Adherents of the Army are “people who choose to make The Salvation Army their spiritual home and place of worship, but who do not wish to make all the commitments which a soldier would be expected to make.”
These people all meet in the “corps.” “This is the local Salvation Army centre seen in most towns and cities across the country which has been established to proclaim the gospel.
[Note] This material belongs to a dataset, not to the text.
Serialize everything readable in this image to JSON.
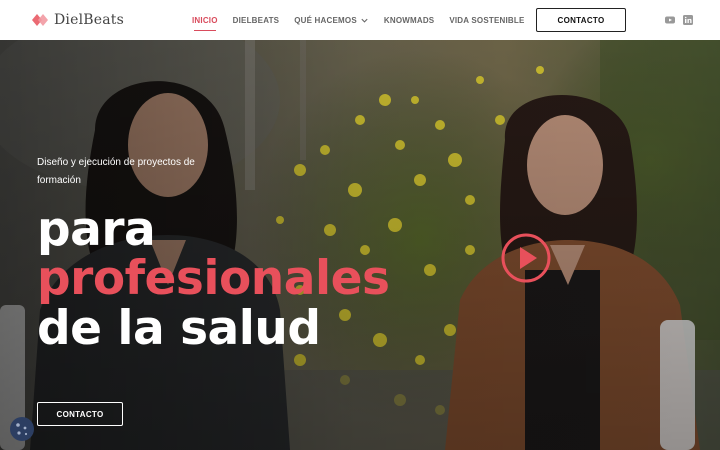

Each week a variety of people will meet for worship, fellowship, musical activities and other events.” “Instrumental music, clapping of hands, personal testimony, free prayer . . . characterize the services” (Encyclopedia Britannica, 1995 ed., 10:369-70). There may also be a variety of community works such as lunch clubs, mother and toddler groups, counseling services and so on which are part of the corps programme.”
Objections to the Salvation Army
One might note the following unscriptural practices of the Salvation Army as cause to refrain from contributing to its work:
- denominational (1 Cor. 1:10)
- teaches salvation by faith only (Jas. 2:24)
- unscriptural hierarchy (Eph. 1:22)
- human origin (Matt. 16:16)
- worship not according to truth (John 4:24)
- ecclesiastical garments (Matt. 23:5)
- ecclesiastical titles (Matt. 23:6-12)
- promotion of social gospel (Rom. 14:17; Gal. 1:6-9)
- women in authority over men (1 Tim. 2:12)
The majority of this article has been devoted to simply reporting what the Salvation Army says about itself. These undisputed facts reveal a distinct departure from New Testament Christianity and the work and nature of the church Jesus built.
Participation in the schemes of the Army — no matter how well-intentioned and seemingly benevolent — is tantamount to fellowship with error. The gospel of the Salvation Army is not the gospel of Jesus Christ and members of the church of Christ should abstain from supporting this latter day denomination.
Let us give our time and resources to the local church of Christ of which we are members and leave the corps adherents to take care of their own work.